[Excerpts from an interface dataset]
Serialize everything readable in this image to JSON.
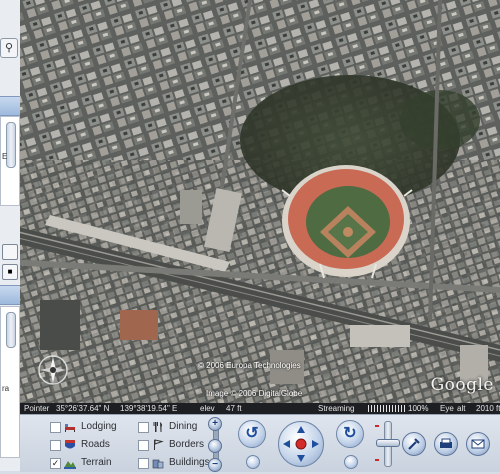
{
  "sidebar": {
    "search_icon": "magnifier-icon",
    "partial_text_1": "E",
    "partial_text_2": "ra"
  },
  "map": {
    "credit_top": "© 2006 Europa Technologies",
    "credit_bottom": "Image © 2006 DigitalGlobe",
    "logo": "Google",
    "compass_north": "N"
  },
  "status": {
    "pointer_label": "Pointer",
    "pointer_lat": "35°26'37.64\" N",
    "pointer_lon": "139°38'19.54\" E",
    "elev_label": "elev",
    "elev_value": "47 ft",
    "streaming_label": "Streaming",
    "streaming_percent": "100%",
    "eye_label": "Eye",
    "eye_value": "alt",
    "eye_alt": "2010 ft"
  },
  "layers": [
    {
      "label": "Lodging",
      "checked": false,
      "icon": "bed-icon"
    },
    {
      "label": "Roads",
      "checked": false,
      "icon": "road-shield-icon"
    },
    {
      "label": "Terrain",
      "checked": true,
      "icon": "terrain-icon"
    },
    {
      "label": "Dining",
      "checked": false,
      "icon": "fork-knife-icon"
    },
    {
      "label": "Borders",
      "checked": false,
      "icon": "flag-icon"
    },
    {
      "label": "Buildings",
      "checked": false,
      "icon": "building-icon"
    }
  ],
  "colors": {
    "accent": "#1f4f9c",
    "status_bg": "#1d1f22",
    "panel_bg": "#d3dbe6"
  }
}
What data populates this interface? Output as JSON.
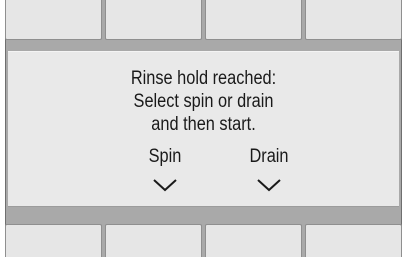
{
  "top_softkeys": [
    {
      "label": ""
    },
    {
      "label": ""
    },
    {
      "label": ""
    },
    {
      "label": ""
    }
  ],
  "bottom_softkeys": [
    {
      "label": ""
    },
    {
      "label": ""
    },
    {
      "label": ""
    },
    {
      "label": ""
    }
  ],
  "display": {
    "message_lines": [
      "Rinse hold reached:",
      "Select spin or drain",
      "and then start."
    ],
    "options": [
      {
        "label": "Spin",
        "icon": "chevron-down-icon"
      },
      {
        "label": "Drain",
        "icon": "chevron-down-icon"
      }
    ]
  },
  "colors": {
    "screen_background": "#e9e9e9",
    "frame": "#a9a9a9",
    "softkey": "#e6e6e6",
    "text": "#1a1a1a"
  }
}
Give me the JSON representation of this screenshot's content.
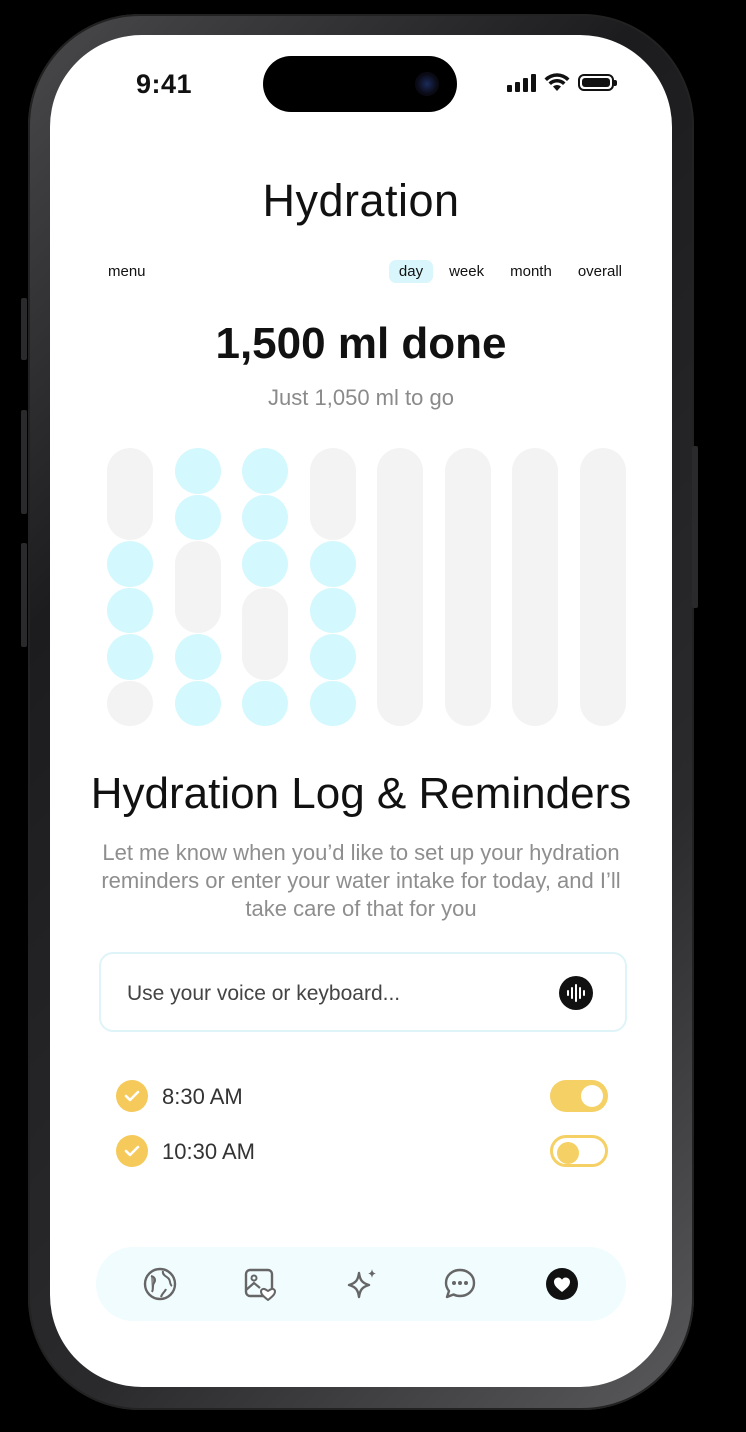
{
  "status_bar": {
    "time": "9:41"
  },
  "header": {
    "title": "Hydration"
  },
  "nav": {
    "menu_label": "menu",
    "periods": [
      "day",
      "week",
      "month",
      "overall"
    ],
    "active_period": "day"
  },
  "summary": {
    "done_text": "1,500 ml done",
    "to_go_text": "Just 1,050 ml to go"
  },
  "intake_bars": [
    {
      "slots": [
        "empty",
        "empty",
        "filled",
        "filled",
        "filled",
        "empty"
      ]
    },
    {
      "slots": [
        "filled",
        "filled",
        "empty",
        "empty",
        "filled",
        "filled"
      ]
    },
    {
      "slots": [
        "filled",
        "filled",
        "filled",
        "empty",
        "empty",
        "filled"
      ]
    },
    {
      "slots": [
        "empty",
        "empty",
        "filled",
        "filled",
        "filled",
        "filled"
      ]
    },
    {
      "slots": [
        "empty",
        "empty",
        "empty",
        "empty",
        "empty",
        "empty"
      ]
    },
    {
      "slots": [
        "empty",
        "empty",
        "empty",
        "empty",
        "empty",
        "empty"
      ]
    },
    {
      "slots": [
        "empty",
        "empty",
        "empty",
        "empty",
        "empty",
        "empty"
      ]
    },
    {
      "slots": [
        "empty",
        "empty",
        "empty",
        "empty",
        "empty",
        "empty"
      ]
    }
  ],
  "log": {
    "title": "Hydration Log & Reminders",
    "description": "Let me know when you’d like to set up your hydration reminders or enter your water intake for today, and I’ll take care of that for you",
    "input_placeholder": "Use your voice or keyboard...",
    "mic_icon": "voice-waveform-icon"
  },
  "reminders": [
    {
      "time": "8:30 AM",
      "checked": true,
      "enabled": true
    },
    {
      "time": "10:30 AM",
      "checked": true,
      "enabled": false
    }
  ],
  "tab_bar": {
    "items": [
      {
        "icon": "globe-icon",
        "active": false
      },
      {
        "icon": "photo-heart-icon",
        "active": false
      },
      {
        "icon": "sparkle-icon",
        "active": false
      },
      {
        "icon": "chat-bubble-icon",
        "active": false
      },
      {
        "icon": "heart-icon",
        "active": true
      }
    ]
  },
  "colors": {
    "water_fill": "#d3f8fd",
    "empty_fill": "#f3f3f3",
    "accent_yellow": "#f5c95a",
    "active_tab_bg": "#d8f6fb",
    "tab_bar_bg": "#f0fcfe"
  }
}
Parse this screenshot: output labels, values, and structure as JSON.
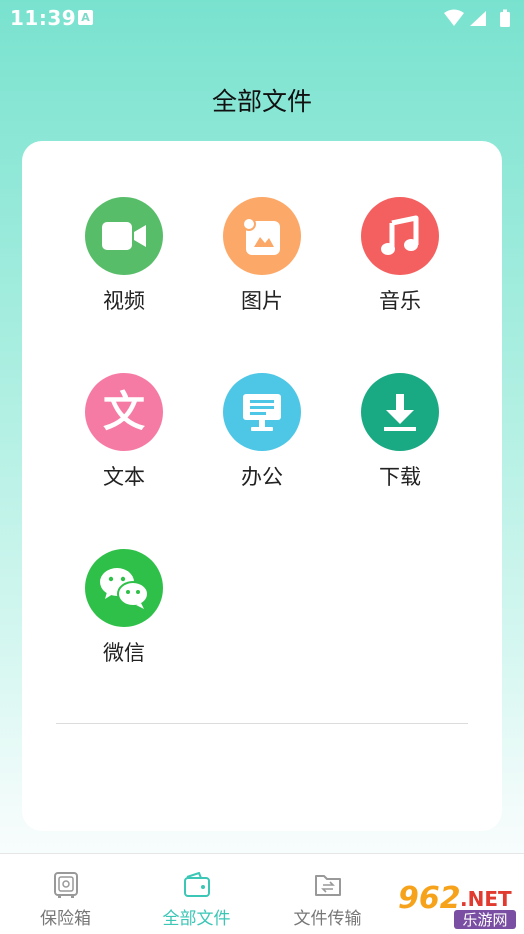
{
  "status_bar": {
    "time": "11:39",
    "badge": "A"
  },
  "page": {
    "title": "全部文件"
  },
  "categories": [
    {
      "label": "视频",
      "icon": "video-camera-icon",
      "color": "#58bd69"
    },
    {
      "label": "图片",
      "icon": "photo-icon",
      "color": "#fba868"
    },
    {
      "label": "音乐",
      "icon": "music-note-icon",
      "color": "#f3605f"
    },
    {
      "label": "文本",
      "icon": "text-document-icon",
      "color": "#f67ba4"
    },
    {
      "label": "办公",
      "icon": "monitor-icon",
      "color": "#4ec6e6"
    },
    {
      "label": "下载",
      "icon": "download-icon",
      "color": "#19aa83"
    },
    {
      "label": "微信",
      "icon": "wechat-icon",
      "color": "#2ec048"
    }
  ],
  "text_glyph": "文",
  "bottom_nav": {
    "items": [
      {
        "label": "保险箱",
        "icon": "safe-icon",
        "active": false
      },
      {
        "label": "全部文件",
        "icon": "wallet-folder-icon",
        "active": true
      },
      {
        "label": "文件传输",
        "icon": "folder-transfer-icon",
        "active": false
      }
    ],
    "accent_color": "#3bc6b6"
  },
  "watermark": {
    "number": "962",
    "domain": ".NET",
    "text": "乐游网"
  }
}
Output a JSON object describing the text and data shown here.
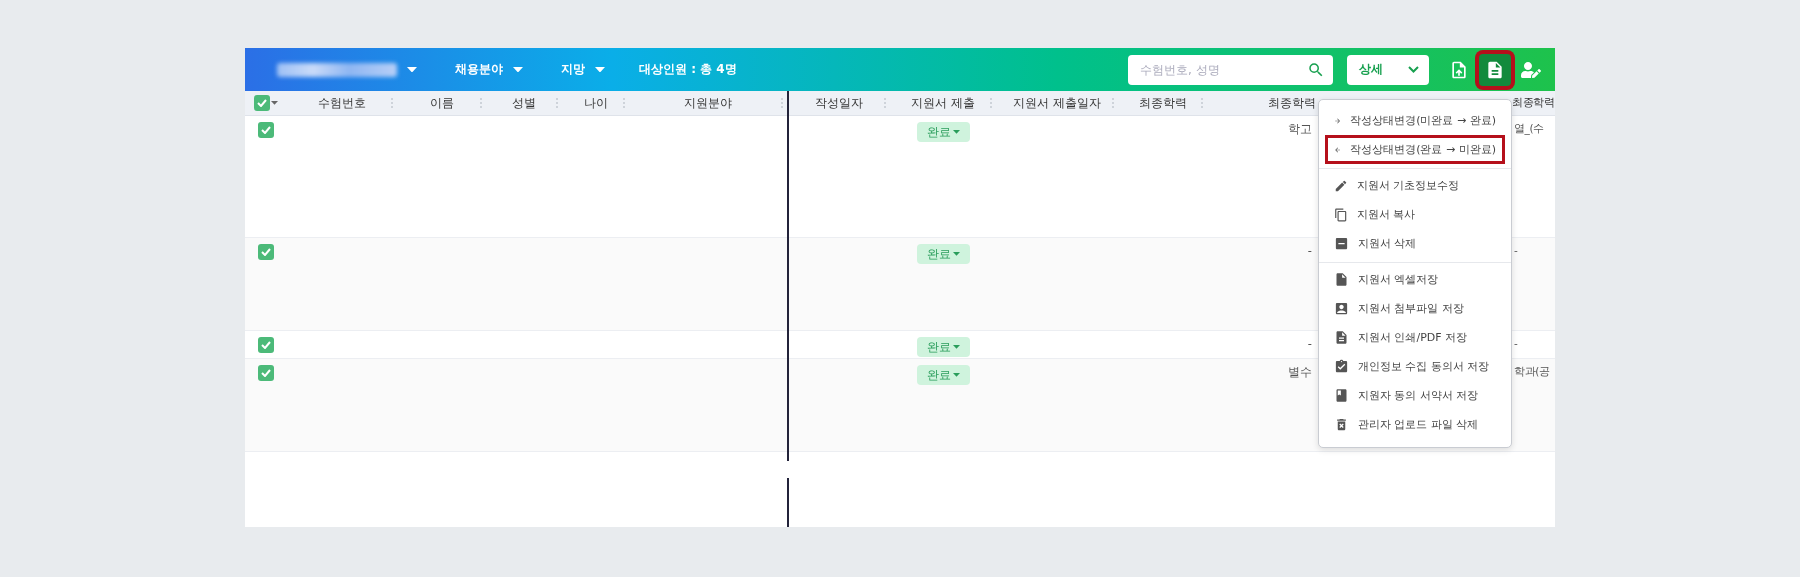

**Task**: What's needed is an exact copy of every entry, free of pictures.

**Solution**:
Serialize everything readable in this image to JSON.
{
  "sidebar": {
    "search_icon": "magnifier-icon",
    "partial_text_1": "E",
    "partial_text_2": "ra"
  },
  "map": {
    "credit_top": "© 2006 Europa Technologies",
    "credit_bottom": "Image © 2006 DigitalGlobe",
    "logo": "Google",
    "compass_north": "N"
  },
  "status": {
    "pointer_label": "Pointer",
    "pointer_lat": "35°26'37.64\" N",
    "pointer_lon": "139°38'19.54\" E",
    "elev_label": "elev",
    "elev_value": "47 ft",
    "streaming_label": "Streaming",
    "streaming_percent": "100%",
    "eye_label": "Eye",
    "eye_value": "alt",
    "eye_alt": "2010 ft"
  },
  "layers": [
    {
      "label": "Lodging",
      "checked": false,
      "icon": "bed-icon"
    },
    {
      "label": "Roads",
      "checked": false,
      "icon": "road-shield-icon"
    },
    {
      "label": "Terrain",
      "checked": true,
      "icon": "terrain-icon"
    },
    {
      "label": "Dining",
      "checked": false,
      "icon": "fork-knife-icon"
    },
    {
      "label": "Borders",
      "checked": false,
      "icon": "flag-icon"
    },
    {
      "label": "Buildings",
      "checked": false,
      "icon": "building-icon"
    }
  ],
  "colors": {
    "accent": "#1f4f9c",
    "status_bg": "#1d1f22",
    "panel_bg": "#d3dbe6"
  }
}
What data populates this interface? Output as JSON.
{
  "top_softkeys": [
    {
      "label": ""
    },
    {
      "label": ""
    },
    {
      "label": ""
    },
    {
      "label": ""
    }
  ],
  "bottom_softkeys": [
    {
      "label": ""
    },
    {
      "label": ""
    },
    {
      "label": ""
    },
    {
      "label": ""
    }
  ],
  "display": {
    "message_lines": [
      "Rinse hold reached:",
      "Select spin or drain",
      "and then start."
    ],
    "options": [
      {
        "label": "Spin",
        "icon": "chevron-down-icon"
      },
      {
        "label": "Drain",
        "icon": "chevron-down-icon"
      }
    ]
  },
  "colors": {
    "screen_background": "#e9e9e9",
    "frame": "#a9a9a9",
    "softkey": "#e6e6e6",
    "text": "#1a1a1a"
  }
}
Give me the JSON representation of this screenshot's content.
{
  "status_bar": {
    "time": "9:41"
  },
  "header": {
    "title": "Hydration"
  },
  "nav": {
    "menu_label": "menu",
    "periods": [
      "day",
      "week",
      "month",
      "overall"
    ],
    "active_period": "day"
  },
  "summary": {
    "done_text": "1,500 ml done",
    "to_go_text": "Just 1,050 ml to go"
  },
  "intake_bars": [
    {
      "slots": [
        "empty",
        "empty",
        "filled",
        "filled",
        "filled",
        "empty"
      ]
    },
    {
      "slots": [
        "filled",
        "filled",
        "empty",
        "empty",
        "filled",
        "filled"
      ]
    },
    {
      "slots": [
        "filled",
        "filled",
        "filled",
        "empty",
        "empty",
        "filled"
      ]
    },
    {
      "slots": [
        "empty",
        "empty",
        "filled",
        "filled",
        "filled",
        "filled"
      ]
    },
    {
      "slots": [
        "empty",
        "empty",
        "empty",
        "empty",
        "empty",
        "empty"
      ]
    },
    {
      "slots": [
        "empty",
        "empty",
        "empty",
        "empty",
        "empty",
        "empty"
      ]
    },
    {
      "slots": [
        "empty",
        "empty",
        "empty",
        "empty",
        "empty",
        "empty"
      ]
    },
    {
      "slots": [
        "empty",
        "empty",
        "empty",
        "empty",
        "empty",
        "empty"
      ]
    }
  ],
  "log": {
    "title": "Hydration Log & Reminders",
    "description": "Let me know when you’d like to set up your hydration reminders or enter your water intake for today, and I’ll take care of that for you",
    "input_placeholder": "Use your voice or keyboard...",
    "mic_icon": "voice-waveform-icon"
  },
  "reminders": [
    {
      "time": "8:30 AM",
      "checked": true,
      "enabled": true
    },
    {
      "time": "10:30 AM",
      "checked": true,
      "enabled": false
    }
  ],
  "tab_bar": {
    "items": [
      {
        "icon": "globe-icon",
        "active": false
      },
      {
        "icon": "photo-heart-icon",
        "active": false
      },
      {
        "icon": "sparkle-icon",
        "active": false
      },
      {
        "icon": "chat-bubble-icon",
        "active": false
      },
      {
        "icon": "heart-icon",
        "active": true
      }
    ]
  },
  "colors": {
    "water_fill": "#d3f8fd",
    "empty_fill": "#f3f3f3",
    "accent_yellow": "#f5c95a",
    "active_tab_bg": "#d8f6fb",
    "tab_bar_bg": "#f0fcfe"
  }
}
Parse this screenshot: output labels, values, and structure as JSON.
{
  "status_bar": {
    "time": "11:39",
    "badge": "A"
  },
  "page": {
    "title": "全部文件"
  },
  "categories": [
    {
      "label": "视频",
      "icon": "video-camera-icon",
      "color": "#58bd69"
    },
    {
      "label": "图片",
      "icon": "photo-icon",
      "color": "#fba868"
    },
    {
      "label": "音乐",
      "icon": "music-note-icon",
      "color": "#f3605f"
    },
    {
      "label": "文本",
      "icon": "text-document-icon",
      "color": "#f67ba4"
    },
    {
      "label": "办公",
      "icon": "monitor-icon",
      "color": "#4ec6e6"
    },
    {
      "label": "下载",
      "icon": "download-icon",
      "color": "#19aa83"
    },
    {
      "label": "微信",
      "icon": "wechat-icon",
      "color": "#2ec048"
    }
  ],
  "text_glyph": "文",
  "bottom_nav": {
    "items": [
      {
        "label": "保险箱",
        "icon": "safe-icon",
        "active": false
      },
      {
        "label": "全部文件",
        "icon": "wallet-folder-icon",
        "active": true
      },
      {
        "label": "文件传输",
        "icon": "folder-transfer-icon",
        "active": false
      }
    ],
    "accent_color": "#3bc6b6"
  },
  "watermark": {
    "number": "962",
    "domain": ".NET",
    "text": "乐游网"
  }
}
Output a JSON object describing the text and data shown here.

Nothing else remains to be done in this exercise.